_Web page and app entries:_

┄┄┄┄┄┄

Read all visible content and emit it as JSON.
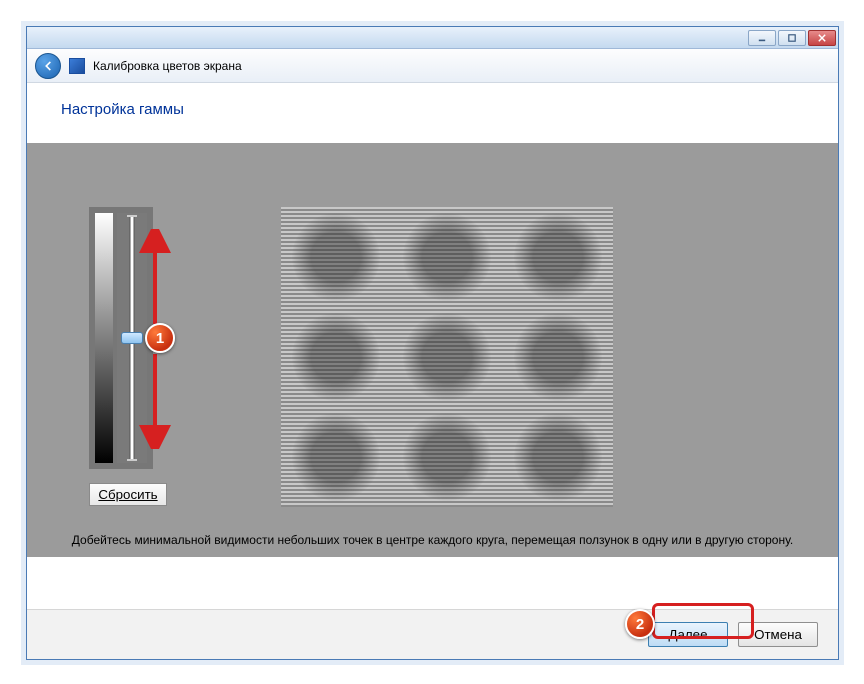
{
  "window": {
    "nav_title": "Калибровка цветов экрана"
  },
  "heading": "Настройка гаммы",
  "reset_label": "Сбросить",
  "instruction": "Добейтесь минимальной видимости небольших точек в центре каждого круга, перемещая ползунок в одну или в другую сторону.",
  "buttons": {
    "next": "Далее",
    "cancel": "Отмена"
  },
  "markers": {
    "m1": "1",
    "m2": "2"
  }
}
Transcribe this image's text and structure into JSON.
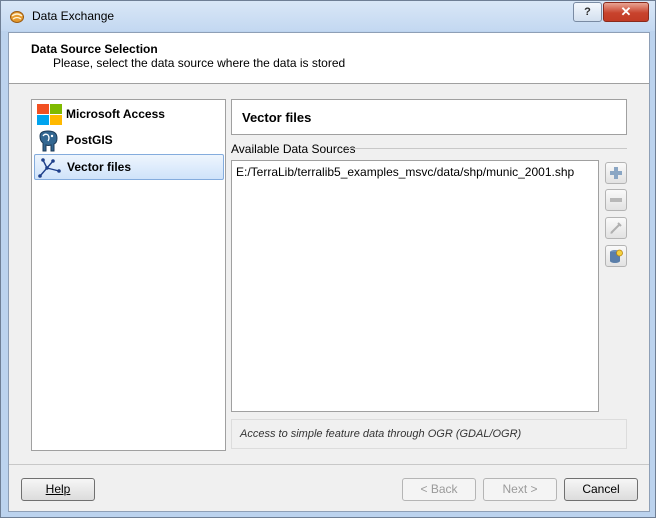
{
  "window": {
    "title": "Data Exchange",
    "help_glyph": "?",
    "close_glyph": "✕"
  },
  "header": {
    "title": "Data Source Selection",
    "subtitle": "Please, select the data source where the data is stored"
  },
  "data_sources": {
    "items": [
      {
        "label": "Microsoft Access",
        "icon": "microsoft-access-icon",
        "selected": false
      },
      {
        "label": "PostGIS",
        "icon": "postgis-elephant-icon",
        "selected": false
      },
      {
        "label": "Vector files",
        "icon": "vector-files-icon",
        "selected": true
      }
    ]
  },
  "detail": {
    "title": "Vector files",
    "available_label": "Available Data Sources",
    "sources": [
      "E:/TerraLib/terralib5_examples_msvc/data/shp/munic_2001.shp"
    ],
    "description": "Access to simple feature data through OGR (GDAL/OGR)",
    "side_buttons": [
      "add-icon",
      "remove-icon",
      "edit-icon",
      "explore-datasource-icon"
    ]
  },
  "footer": {
    "help": "Help",
    "back": "< Back",
    "next": "Next >",
    "cancel": "Cancel"
  },
  "colors": {
    "title_bar": "#c3d8f1",
    "selection": "#cfe3fa",
    "close_button": "#c8432d"
  }
}
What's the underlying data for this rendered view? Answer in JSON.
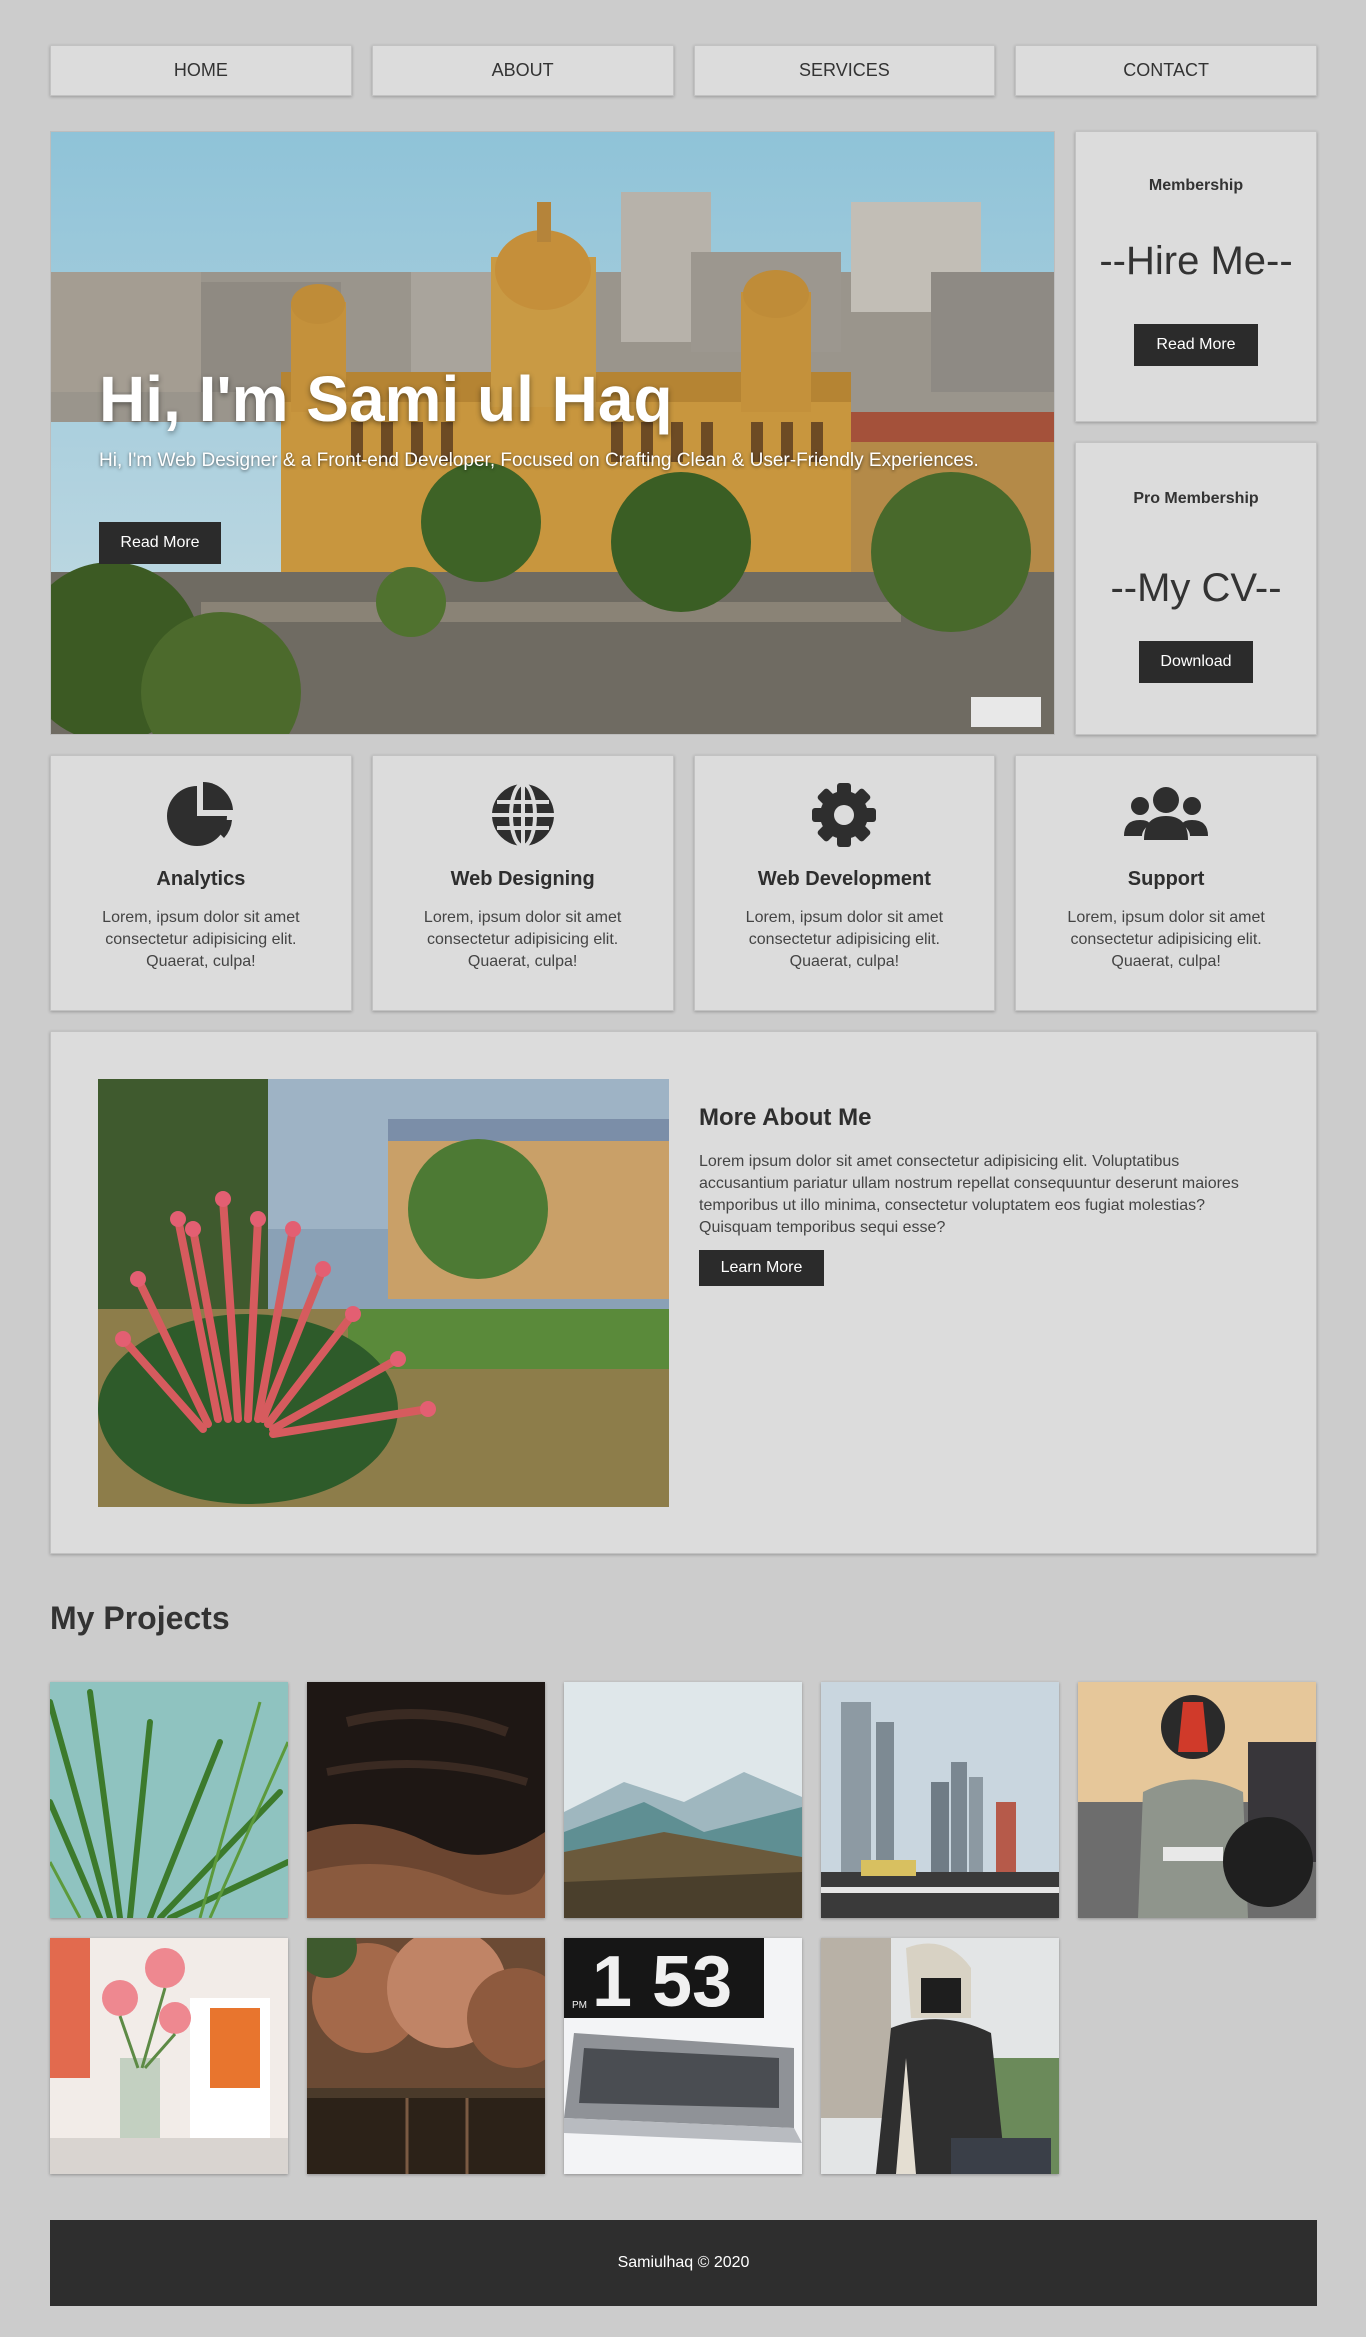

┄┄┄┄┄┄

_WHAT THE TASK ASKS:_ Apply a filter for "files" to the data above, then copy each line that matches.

_TASK OUTPUT:_
        "label": "Vector files",
        "icon": "vector-files-icon",
    "title": "Vector files",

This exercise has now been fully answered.